EXERCISE DETAILS:
Only the pictures are to be dropped, and the rest of the data should be copied exactly.

DATA EXTRACTS:
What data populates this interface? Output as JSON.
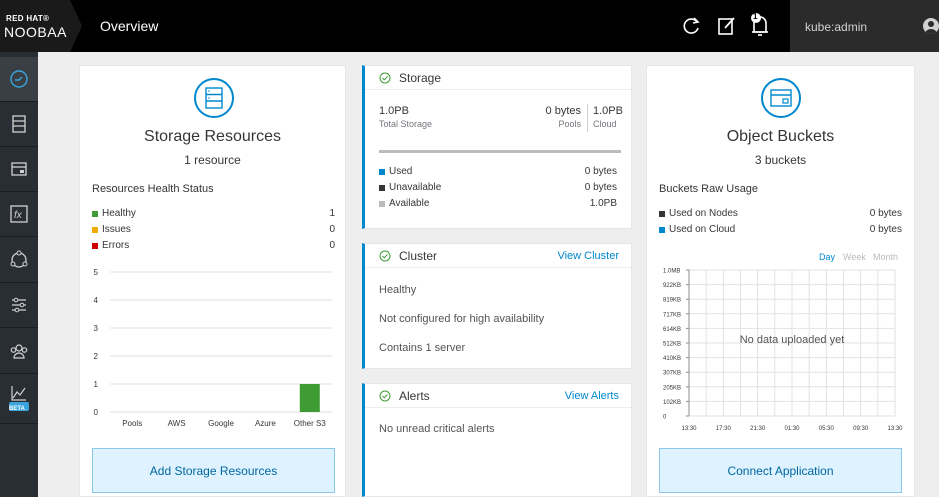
{
  "brand": {
    "top": "RED HAT®",
    "name": "NOOBAA"
  },
  "header": {
    "page_title": "Overview",
    "user": "kube:admin",
    "notification_count": "1"
  },
  "sidebar": {
    "items": [
      "dashboard-icon",
      "storage-icon",
      "bucket-icon",
      "function-icon",
      "cluster-icon",
      "settings-sliders-icon",
      "accounts-icon",
      "analytics-icon"
    ],
    "beta_label": "BETA"
  },
  "storage_resources": {
    "title": "Storage Resources",
    "subtitle": "1 resource",
    "health_title": "Resources Health Status",
    "health": [
      {
        "label": "Healthy",
        "value": "1",
        "color": "#3f9c35"
      },
      {
        "label": "Issues",
        "value": "0",
        "color": "#f0ab00"
      },
      {
        "label": "Errors",
        "value": "0",
        "color": "#cc0000"
      }
    ],
    "button": "Add Storage Resources"
  },
  "chart_data": {
    "type": "bar",
    "categories": [
      "Pools",
      "AWS",
      "Google",
      "Azure",
      "Other S3"
    ],
    "values": [
      0,
      0,
      0,
      0,
      1
    ],
    "yticks": [
      "0",
      "1",
      "2",
      "3",
      "4",
      "5"
    ],
    "ylim": [
      0,
      5
    ],
    "bar_color": "#3f9c35",
    "title": "",
    "xlabel": "",
    "ylabel": ""
  },
  "storage": {
    "title": "Storage",
    "total_value": "1.0PB",
    "total_label": "Total Storage",
    "pools_value": "0 bytes",
    "pools_label": "Pools",
    "cloud_value": "1.0PB",
    "cloud_label": "Cloud",
    "rows": [
      {
        "label": "Used",
        "value": "0 bytes",
        "color": "#0088ce"
      },
      {
        "label": "Unavailable",
        "value": "0 bytes",
        "color": "#363636"
      },
      {
        "label": "Available",
        "value": "1.0PB",
        "color": "#bbbbbb"
      }
    ]
  },
  "cluster": {
    "title": "Cluster",
    "link": "View Cluster",
    "lines": [
      "Healthy",
      "Not configured for high availability",
      "Contains 1 server"
    ]
  },
  "alerts": {
    "title": "Alerts",
    "link": "View Alerts",
    "message": "No unread critical alerts"
  },
  "object_buckets": {
    "title": "Object Buckets",
    "subtitle": "3 buckets",
    "usage_title": "Buckets Raw Usage",
    "rows": [
      {
        "label": "Used on Nodes",
        "value": "0 bytes",
        "color": "#363636"
      },
      {
        "label": "Used on Cloud",
        "value": "0 bytes",
        "color": "#0088ce"
      }
    ],
    "periods": [
      "Day",
      "Week",
      "Month"
    ],
    "active_period": "Day",
    "yticks": [
      "1.0MB",
      "922KB",
      "819KB",
      "717KB",
      "614KB",
      "512KB",
      "410KB",
      "307KB",
      "205KB",
      "102KB",
      "0"
    ],
    "xticks": [
      "13:30",
      "17:30",
      "21:30",
      "01:30",
      "05:30",
      "09:30",
      "13:30"
    ],
    "empty_msg": "No data uploaded yet",
    "button": "Connect Application"
  }
}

EXERCISE SOLUTION:
What data populates this interface? Output as JSON.
{
  "brand": {
    "top": "RED HAT®",
    "name": "NOOBAA"
  },
  "header": {
    "page_title": "Overview",
    "user": "kube:admin",
    "notification_count": "1"
  },
  "sidebar": {
    "items": [
      "dashboard-icon",
      "storage-icon",
      "bucket-icon",
      "function-icon",
      "cluster-icon",
      "settings-sliders-icon",
      "accounts-icon",
      "analytics-icon"
    ],
    "beta_label": "BETA"
  },
  "storage_resources": {
    "title": "Storage Resources",
    "subtitle": "1 resource",
    "health_title": "Resources Health Status",
    "health": [
      {
        "label": "Healthy",
        "value": "1",
        "color": "#3f9c35"
      },
      {
        "label": "Issues",
        "value": "0",
        "color": "#f0ab00"
      },
      {
        "label": "Errors",
        "value": "0",
        "color": "#cc0000"
      }
    ],
    "button": "Add Storage Resources"
  },
  "chart_data": {
    "type": "bar",
    "categories": [
      "Pools",
      "AWS",
      "Google",
      "Azure",
      "Other S3"
    ],
    "values": [
      0,
      0,
      0,
      0,
      1
    ],
    "yticks": [
      "0",
      "1",
      "2",
      "3",
      "4",
      "5"
    ],
    "ylim": [
      0,
      5
    ],
    "bar_color": "#3f9c35",
    "title": "",
    "xlabel": "",
    "ylabel": ""
  },
  "storage": {
    "title": "Storage",
    "total_value": "1.0PB",
    "total_label": "Total Storage",
    "pools_value": "0 bytes",
    "pools_label": "Pools",
    "cloud_value": "1.0PB",
    "cloud_label": "Cloud",
    "rows": [
      {
        "label": "Used",
        "value": "0 bytes",
        "color": "#0088ce"
      },
      {
        "label": "Unavailable",
        "value": "0 bytes",
        "color": "#363636"
      },
      {
        "label": "Available",
        "value": "1.0PB",
        "color": "#bbbbbb"
      }
    ]
  },
  "cluster": {
    "title": "Cluster",
    "link": "View Cluster",
    "lines": [
      "Healthy",
      "Not configured for high availability",
      "Contains 1 server"
    ]
  },
  "alerts": {
    "title": "Alerts",
    "link": "View Alerts",
    "message": "No unread critical alerts"
  },
  "object_buckets": {
    "title": "Object Buckets",
    "subtitle": "3 buckets",
    "usage_title": "Buckets Raw Usage",
    "rows": [
      {
        "label": "Used on Nodes",
        "value": "0 bytes",
        "color": "#363636"
      },
      {
        "label": "Used on Cloud",
        "value": "0 bytes",
        "color": "#0088ce"
      }
    ],
    "periods": [
      "Day",
      "Week",
      "Month"
    ],
    "active_period": "Day",
    "yticks": [
      "1.0MB",
      "922KB",
      "819KB",
      "717KB",
      "614KB",
      "512KB",
      "410KB",
      "307KB",
      "205KB",
      "102KB",
      "0"
    ],
    "xticks": [
      "13:30",
      "17:30",
      "21:30",
      "01:30",
      "05:30",
      "09:30",
      "13:30"
    ],
    "empty_msg": "No data uploaded yet",
    "button": "Connect Application"
  }
}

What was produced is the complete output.